Even though the news is only a few hours old, some are already starting to wonder if the big WikiLeaks release of CIA hacking documents revealed anything "technically surprising". Well, how about this: CIA hackers are obscenely well-versed in Japanese one-line ASCII art.
Tagged With ascii
The oldest torrent that is currently still active is a fan-made ASCII render of The Matrix, and it was shared with the internet through BitTorrent on December 20, 2003. For more than 12 years, the same 4.3 gigabyte file has been downloaded by thousands of users, but a recent upswing in shares means that it's not disappearing any time soon.
The incredibly lifelike computer simulations of snow and water seen in effects-heavy Hollywood blockbusters — and even video games — require a significant amount of computing power. It's not uncommon for a single frame of a movie to require days to render, and these days visual effect studios have more computing power than NASA. But Yusuke Endoh has created a slightly cruder text-based fluid simulation that requires far less hardware.

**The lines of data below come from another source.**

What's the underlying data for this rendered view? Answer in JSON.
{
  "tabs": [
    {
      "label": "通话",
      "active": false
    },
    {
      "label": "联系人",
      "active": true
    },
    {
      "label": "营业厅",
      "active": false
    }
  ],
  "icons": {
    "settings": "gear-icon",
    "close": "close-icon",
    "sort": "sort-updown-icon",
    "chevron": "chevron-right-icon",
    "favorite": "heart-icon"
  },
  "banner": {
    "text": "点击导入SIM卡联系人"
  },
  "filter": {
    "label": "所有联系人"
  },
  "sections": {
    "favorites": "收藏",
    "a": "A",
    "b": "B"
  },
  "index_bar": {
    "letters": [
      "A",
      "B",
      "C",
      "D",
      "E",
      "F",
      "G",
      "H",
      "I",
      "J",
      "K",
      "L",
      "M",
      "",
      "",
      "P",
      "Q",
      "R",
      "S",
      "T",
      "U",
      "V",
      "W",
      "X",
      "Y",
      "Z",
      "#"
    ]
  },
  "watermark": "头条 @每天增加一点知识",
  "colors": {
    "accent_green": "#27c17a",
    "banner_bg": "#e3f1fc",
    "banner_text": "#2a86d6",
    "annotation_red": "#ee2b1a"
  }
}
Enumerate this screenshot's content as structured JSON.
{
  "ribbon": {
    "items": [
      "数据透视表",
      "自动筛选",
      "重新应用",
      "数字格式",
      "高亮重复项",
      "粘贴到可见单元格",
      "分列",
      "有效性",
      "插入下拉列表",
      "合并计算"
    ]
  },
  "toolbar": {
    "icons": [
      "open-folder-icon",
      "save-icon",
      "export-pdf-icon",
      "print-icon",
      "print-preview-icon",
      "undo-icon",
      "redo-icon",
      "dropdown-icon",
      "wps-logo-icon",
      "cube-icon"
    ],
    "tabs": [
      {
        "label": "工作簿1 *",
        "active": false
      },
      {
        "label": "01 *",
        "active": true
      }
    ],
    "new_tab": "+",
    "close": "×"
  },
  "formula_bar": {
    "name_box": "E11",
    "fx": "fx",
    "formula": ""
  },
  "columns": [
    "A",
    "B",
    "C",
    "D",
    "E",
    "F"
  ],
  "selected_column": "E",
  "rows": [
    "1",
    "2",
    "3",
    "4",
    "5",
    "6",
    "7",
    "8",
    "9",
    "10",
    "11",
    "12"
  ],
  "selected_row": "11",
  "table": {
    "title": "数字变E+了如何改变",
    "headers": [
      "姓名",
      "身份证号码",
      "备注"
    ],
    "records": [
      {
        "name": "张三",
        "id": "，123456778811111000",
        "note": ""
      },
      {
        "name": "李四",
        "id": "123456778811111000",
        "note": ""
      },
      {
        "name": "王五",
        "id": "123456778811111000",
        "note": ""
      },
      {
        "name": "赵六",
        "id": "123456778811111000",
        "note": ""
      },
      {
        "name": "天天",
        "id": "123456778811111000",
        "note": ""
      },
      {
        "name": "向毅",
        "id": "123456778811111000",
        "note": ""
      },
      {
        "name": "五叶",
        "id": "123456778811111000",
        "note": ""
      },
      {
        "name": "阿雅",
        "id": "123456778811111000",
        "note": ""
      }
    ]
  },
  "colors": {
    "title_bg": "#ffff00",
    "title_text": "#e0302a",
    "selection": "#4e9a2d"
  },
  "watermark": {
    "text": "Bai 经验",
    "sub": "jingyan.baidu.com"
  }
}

Until internet speeds were fast enough to make it feasible to share jpegs or GIFs, ASCII art — images created from text — served as a decent substitute. And while they seem antiquated now, the folks at Teehan+Lax Labs have breathed new life into the artform with this wonderful real-time display that uses simple segmented displays like you'll find in any alarm clock.
Dear internet, please give up on April Fools' jokes. YouTube's is untoppable: A "text-only mode" that renders videos as coloured ASCII art. Clever, gorgeous, perverse.
I have no idea how this works, but I do know that it's one of the strangest, coolest things I've seen in a while. Search for any Vimeo video on ASCIImeo, and it'll play back to you as text.
Before the internet, there were typewriters. And before typewriters, there were movies. And before movies, there was chewing gum. And before chewing gum, there were only paleolithic caveman. Is this dude a Neanderthal chewing gum in a typewriter movie? Maaaybe.
Before there were ASCII portraits of Dwight , there was this: "Keyboard Art," from Popular Mechanics, October 1948.